(EXERCISE DESCRIPTION) The exercise calls for a faithful copy of all the data.

(EXERCISE DATA)
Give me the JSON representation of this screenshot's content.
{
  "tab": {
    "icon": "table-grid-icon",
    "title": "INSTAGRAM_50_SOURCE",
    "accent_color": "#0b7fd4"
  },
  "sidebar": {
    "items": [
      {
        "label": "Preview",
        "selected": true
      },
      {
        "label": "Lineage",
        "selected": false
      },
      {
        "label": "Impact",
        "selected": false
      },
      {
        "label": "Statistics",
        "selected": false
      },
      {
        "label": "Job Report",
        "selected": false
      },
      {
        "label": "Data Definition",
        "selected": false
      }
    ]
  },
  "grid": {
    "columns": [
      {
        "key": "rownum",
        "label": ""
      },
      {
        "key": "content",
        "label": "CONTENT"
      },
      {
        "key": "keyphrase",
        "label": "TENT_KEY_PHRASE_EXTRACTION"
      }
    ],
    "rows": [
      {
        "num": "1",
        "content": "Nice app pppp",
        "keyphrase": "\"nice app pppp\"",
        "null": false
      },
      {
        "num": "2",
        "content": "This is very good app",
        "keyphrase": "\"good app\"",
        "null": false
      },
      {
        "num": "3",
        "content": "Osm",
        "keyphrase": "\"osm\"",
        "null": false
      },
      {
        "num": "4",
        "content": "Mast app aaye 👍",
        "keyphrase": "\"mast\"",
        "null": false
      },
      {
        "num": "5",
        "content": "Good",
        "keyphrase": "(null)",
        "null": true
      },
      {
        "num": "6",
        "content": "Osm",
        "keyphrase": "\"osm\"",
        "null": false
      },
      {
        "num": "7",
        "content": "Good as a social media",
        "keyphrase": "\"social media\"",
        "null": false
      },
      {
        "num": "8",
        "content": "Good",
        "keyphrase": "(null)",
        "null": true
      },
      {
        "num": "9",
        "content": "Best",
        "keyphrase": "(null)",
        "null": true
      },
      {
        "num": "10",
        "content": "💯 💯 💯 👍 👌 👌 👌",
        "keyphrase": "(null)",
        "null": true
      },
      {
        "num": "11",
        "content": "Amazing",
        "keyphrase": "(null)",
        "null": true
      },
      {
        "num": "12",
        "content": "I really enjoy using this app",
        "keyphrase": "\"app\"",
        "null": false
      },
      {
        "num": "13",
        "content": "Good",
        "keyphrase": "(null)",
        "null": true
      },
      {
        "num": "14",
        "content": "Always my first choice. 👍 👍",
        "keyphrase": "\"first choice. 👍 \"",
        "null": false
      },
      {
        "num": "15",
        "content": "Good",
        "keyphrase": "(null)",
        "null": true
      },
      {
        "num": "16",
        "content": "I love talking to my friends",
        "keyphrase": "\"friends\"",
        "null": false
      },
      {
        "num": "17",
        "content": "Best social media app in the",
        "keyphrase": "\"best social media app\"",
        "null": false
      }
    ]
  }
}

(WRITTEN ANSWER)
Give me the JSON representation of this screenshot's content.
{
  "tab": {
    "icon": "table-grid-icon",
    "title": "INSTAGRAM_50_SOURCE",
    "accent_color": "#0b7fd4"
  },
  "sidebar": {
    "items": [
      {
        "label": "Preview",
        "selected": true
      },
      {
        "label": "Lineage",
        "selected": false
      },
      {
        "label": "Impact",
        "selected": false
      },
      {
        "label": "Statistics",
        "selected": false
      },
      {
        "label": "Job Report",
        "selected": false
      },
      {
        "label": "Data Definition",
        "selected": false
      }
    ]
  },
  "grid": {
    "columns": [
      {
        "key": "rownum",
        "label": ""
      },
      {
        "key": "content",
        "label": "CONTENT"
      },
      {
        "key": "keyphrase",
        "label": "TENT_KEY_PHRASE_EXTRACTION"
      }
    ],
    "rows": [
      {
        "num": "1",
        "content": "Nice app pppp",
        "keyphrase": "\"nice app pppp\"",
        "null": false
      },
      {
        "num": "2",
        "content": "This is very good app",
        "keyphrase": "\"good app\"",
        "null": false
      },
      {
        "num": "3",
        "content": "Osm",
        "keyphrase": "\"osm\"",
        "null": false
      },
      {
        "num": "4",
        "content": "Mast app aaye 👍",
        "keyphrase": "\"mast\"",
        "null": false
      },
      {
        "num": "5",
        "content": "Good",
        "keyphrase": "(null)",
        "null": true
      },
      {
        "num": "6",
        "content": "Osm",
        "keyphrase": "\"osm\"",
        "null": false
      },
      {
        "num": "7",
        "content": "Good as a social media",
        "keyphrase": "\"social media\"",
        "null": false
      },
      {
        "num": "8",
        "content": "Good",
        "keyphrase": "(null)",
        "null": true
      },
      {
        "num": "9",
        "content": "Best",
        "keyphrase": "(null)",
        "null": true
      },
      {
        "num": "10",
        "content": "💯 💯 💯 👍 👌 👌 👌",
        "keyphrase": "(null)",
        "null": true
      },
      {
        "num": "11",
        "content": "Amazing",
        "keyphrase": "(null)",
        "null": true
      },
      {
        "num": "12",
        "content": "I really enjoy using this app",
        "keyphrase": "\"app\"",
        "null": false
      },
      {
        "num": "13",
        "content": "Good",
        "keyphrase": "(null)",
        "null": true
      },
      {
        "num": "14",
        "content": "Always my first choice. 👍 👍",
        "keyphrase": "\"first choice. 👍 \"",
        "null": false
      },
      {
        "num": "15",
        "content": "Good",
        "keyphrase": "(null)",
        "null": true
      },
      {
        "num": "16",
        "content": "I love talking to my friends",
        "keyphrase": "\"friends\"",
        "null": false
      },
      {
        "num": "17",
        "content": "Best social media app in the",
        "keyphrase": "\"best social media app\"",
        "null": false
      }
    ]
  }
}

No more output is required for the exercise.